* _WORK TO COMPLETE_: Scan the data below and give the number of lines that include the word "JSON", with no other words.

* _Saved entries_:
=======
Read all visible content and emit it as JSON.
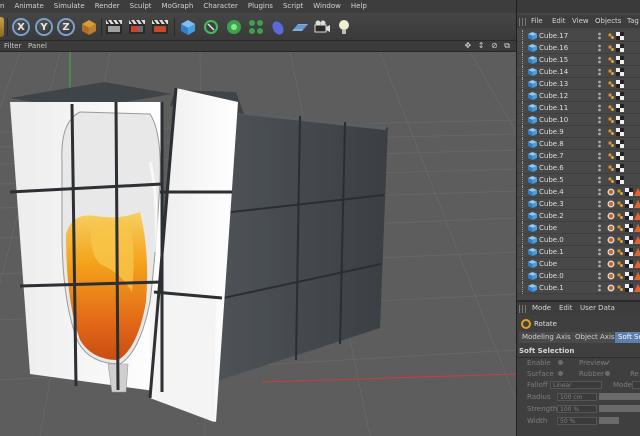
{
  "app": {
    "menu": [
      "n",
      "Animate",
      "Simulate",
      "Render",
      "Sculpt",
      "MoGraph",
      "Character",
      "Plugins",
      "Script",
      "Window",
      "Help"
    ]
  },
  "toolbar": {
    "axis_x": "X",
    "axis_y": "Y",
    "axis_z": "Z"
  },
  "viewport": {
    "menu": [
      "Filter",
      "Panel"
    ],
    "nav_icons": "✥ ↕ ⊘ ⧉"
  },
  "objects_panel": {
    "menu": [
      "File",
      "Edit",
      "View",
      "Objects",
      "Tag"
    ],
    "items": [
      {
        "name": "Cube.17",
        "tags": 1
      },
      {
        "name": "Cube.16",
        "tags": 1
      },
      {
        "name": "Cube.15",
        "tags": 1
      },
      {
        "name": "Cube.14",
        "tags": 1
      },
      {
        "name": "Cube.13",
        "tags": 1
      },
      {
        "name": "Cube.12",
        "tags": 1
      },
      {
        "name": "Cube.11",
        "tags": 1
      },
      {
        "name": "Cube.10",
        "tags": 1
      },
      {
        "name": "Cube.9",
        "tags": 1
      },
      {
        "name": "Cube.8",
        "tags": 1
      },
      {
        "name": "Cube.7",
        "tags": 1
      },
      {
        "name": "Cube.6",
        "tags": 1
      },
      {
        "name": "Cube.5",
        "tags": 1
      },
      {
        "name": "Cube.4",
        "tags": 3
      },
      {
        "name": "Cube.3",
        "tags": 3
      },
      {
        "name": "Cube.2",
        "tags": 3
      },
      {
        "name": "Cube",
        "tags": 3
      },
      {
        "name": "Cube.0",
        "tags": 3
      },
      {
        "name": "Cube.1",
        "tags": 3
      },
      {
        "name": "Cube",
        "tags": 3
      },
      {
        "name": "Cube.0",
        "tags": 3
      },
      {
        "name": "Cube.1",
        "tags": 3
      }
    ]
  },
  "attributes": {
    "menu": [
      "Mode",
      "Edit",
      "User Data"
    ],
    "tool_name": "Rotate",
    "tabs": [
      "Modeling Axis",
      "Object Axis",
      "Soft Se"
    ],
    "active_tab": 2,
    "section": "Soft Selection",
    "enable_label": "Enable",
    "preview_label": "Preview",
    "preview_check": "✓",
    "surface_label": "Surface",
    "rubber_label": "Rubber",
    "re_label": "Re",
    "falloff_label": "Falloff",
    "falloff_value": "Linear",
    "mode_label": "Mode",
    "radius_label": "Radius",
    "radius_value": "100 cm",
    "strength_label": "Strength",
    "strength_value": "100 %",
    "width_label": "Width",
    "width_value": "50 %"
  },
  "colors": {
    "accent": "#5b7fae",
    "panel_bg": "#464646",
    "viewport_bg": "#5d5d5d",
    "axis_x": "#d04040",
    "axis_y": "#40b040"
  }
}
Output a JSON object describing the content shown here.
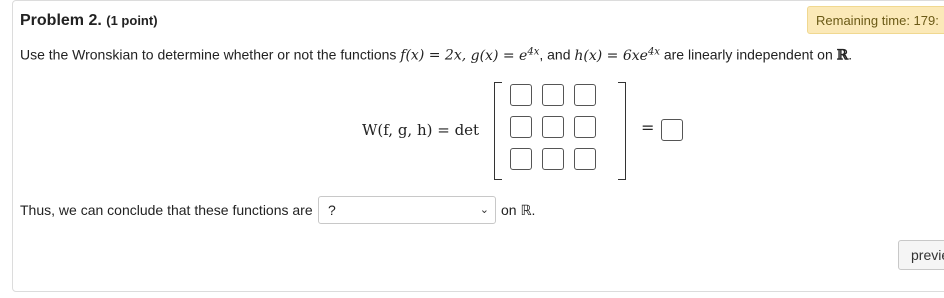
{
  "problem": {
    "title": "Problem 2.",
    "points": "(1 point)"
  },
  "timer": {
    "label": "Remaining time: 179:"
  },
  "statement": {
    "intro": "Use the Wronskian to determine whether or not the functions ",
    "f": "f(x) = 2x,",
    "g_prefix": " g(x) = e",
    "g_exp": "4x",
    "and_text": ", and ",
    "h_prefix": "h(x) = 6xe",
    "h_exp": "4x",
    "tail": " are linearly independent on ",
    "reals": "ℝ",
    "period": "."
  },
  "wronskian": {
    "label": "W(f, g, h) = det",
    "equals": "="
  },
  "conclusion": {
    "text": "Thus, we can conclude that these functions are",
    "select_value": "?",
    "suffix": "on ℝ."
  },
  "buttons": {
    "preview": "previe"
  }
}
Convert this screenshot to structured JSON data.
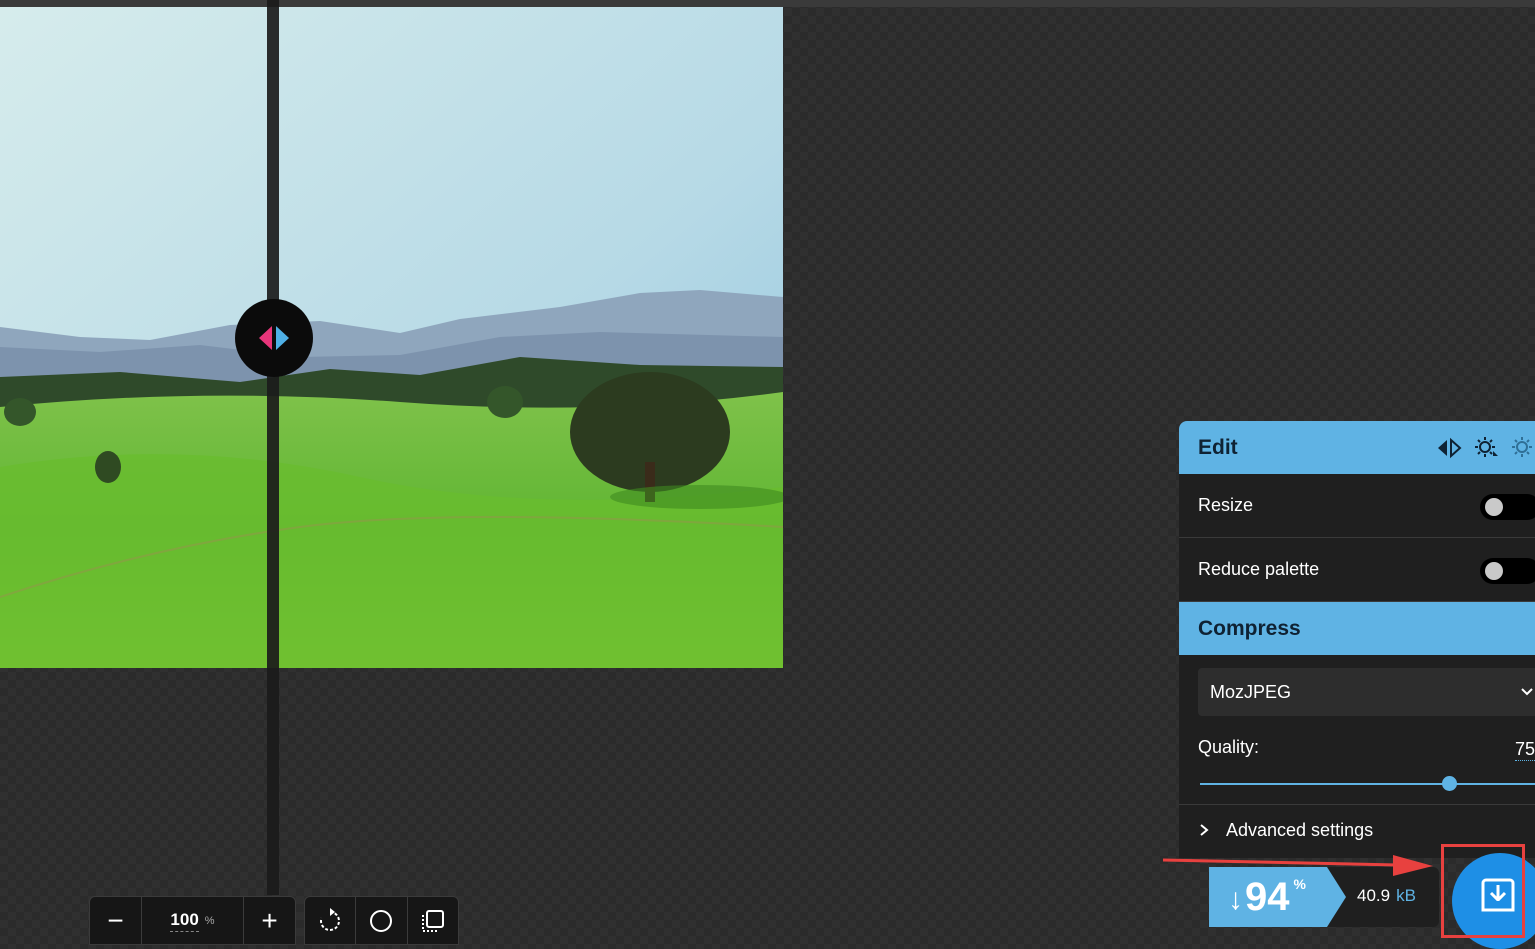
{
  "zoom": {
    "minus_label": "−",
    "value": "100",
    "unit": "%",
    "plus_label": "+"
  },
  "tools": {
    "rotate_icon": "rotate-icon",
    "background_icon": "circle-icon",
    "crop_icon": "crop-icon"
  },
  "edit_panel": {
    "title": "Edit",
    "options": [
      {
        "label": "Resize",
        "enabled": false
      },
      {
        "label": "Reduce palette",
        "enabled": false
      }
    ]
  },
  "compress_panel": {
    "title": "Compress",
    "codec": "MozJPEG",
    "quality_label": "Quality:",
    "quality_value": "75",
    "advanced_label": "Advanced settings"
  },
  "result": {
    "arrow": "↓",
    "percent": "94",
    "percent_symbol": "%",
    "size": "40.9",
    "size_unit": "kB"
  },
  "colors": {
    "accent": "#5fb3e4",
    "download": "#1e8fe6",
    "highlight": "#e8413f"
  }
}
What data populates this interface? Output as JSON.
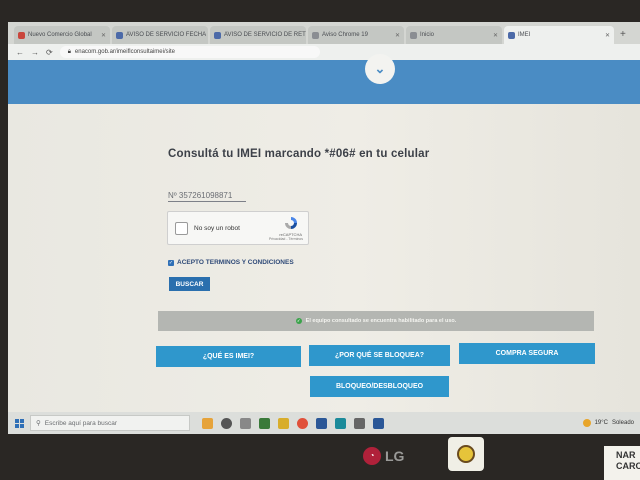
{
  "browser": {
    "tabs": [
      {
        "label": "Nuevo Comercio Global",
        "favicon": "red"
      },
      {
        "label": "AVISO DE SERVICIO FECHA",
        "favicon": "blue"
      },
      {
        "label": "AVISO DE SERVICIO DE RET",
        "favicon": "blue"
      },
      {
        "label": "Aviso Chrome 19",
        "favicon": "grey"
      },
      {
        "label": "Inicio",
        "favicon": "grey"
      },
      {
        "label": "IMEI",
        "favicon": "blue",
        "active": true
      }
    ],
    "new_tab": "+",
    "url": "enacom.gob.ar/imeiflconsultaimei/site"
  },
  "page": {
    "title": "Consultá tu IMEI marcando *#06# en tu celular",
    "imei_value": "Nº 357261098871",
    "recaptcha": {
      "label": "No soy un robot",
      "brand": "reCAPTCHA",
      "terms": "Privacidad - Términos"
    },
    "terms_label": "ACEPTO TERMINOS Y CONDICIONES",
    "search_button": "BUSCAR",
    "status_message": "El equipo consultado se encuentra habilitado para el uso.",
    "buttons": {
      "que_es_imei": "¿QUÉ ES IMEI?",
      "por_que_bloquea": "¿POR QUÉ SE BLOQUEA?",
      "compra_segura": "COMPRA SEGURA",
      "bloqueo": "BLOQUEO/DESBLOQUEO"
    }
  },
  "taskbar": {
    "search_placeholder": "Escribe aquí para buscar",
    "weather": "19°C",
    "weather_desc": "Soleado"
  },
  "monitor": {
    "brand": "LG",
    "note_text": "NAR CARO"
  },
  "colors": {
    "band_blue": "#4a8cc4",
    "button_blue": "#2f97cc",
    "buscar_blue": "#2a6fae",
    "status_grey": "#b4b6b2"
  }
}
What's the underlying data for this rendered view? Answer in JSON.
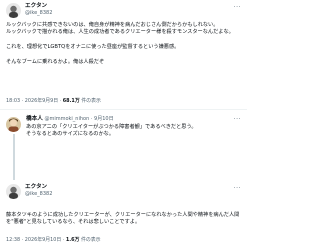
{
  "post1": {
    "display_name": "エクタン",
    "handle": "@ike_8382",
    "text_lines": [
      "ルックバックに共感できないのは、俺自身が精神を病んだおじさん側だからかもしれない。",
      "ルックバックで描かれる俺は、人生の成功者であるクリエーター様を殺すモンスターなんだよな。",
      "",
      "これを、理想化でLGBTQをオナニに使った昼座が監督するという嫌悪感。",
      "",
      "そんなブームに乗れるかよ。俺は人殺だぞ"
    ],
    "time": "18:03 · 2026年9月9日 · ",
    "views_count": "68.1万",
    "views_label": " 件の表示"
  },
  "post2": {
    "display_name": "橋本人",
    "handle": "@mimmoki_nihon · 9月10日",
    "text_lines": [
      "あの京アニの「クリエイターがぶつかる障害者観」であるべきだと思う。",
      "そうなるとあのサイズになるのかな。"
    ]
  },
  "post3": {
    "display_name": "エクタン",
    "handle": "@ike_8382",
    "text_lines": [
      "藤本タツキのように成功したクリエーターが、クリエーターになれなかった人間や精神を病んだ人間を\"悪者\"と見なしているなら、それは悲しいことですよ。"
    ],
    "time": "12:38 · 2026年9月10日 · ",
    "views_count": "1.6万",
    "views_label": " 件の表示"
  },
  "icons": {
    "more": "more-icon",
    "avatar1": "avatar-icon",
    "avatar2": "avatar-icon",
    "avatar3": "avatar-icon"
  }
}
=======
* _SOLUTION FOR THIS PROBLEM_: 5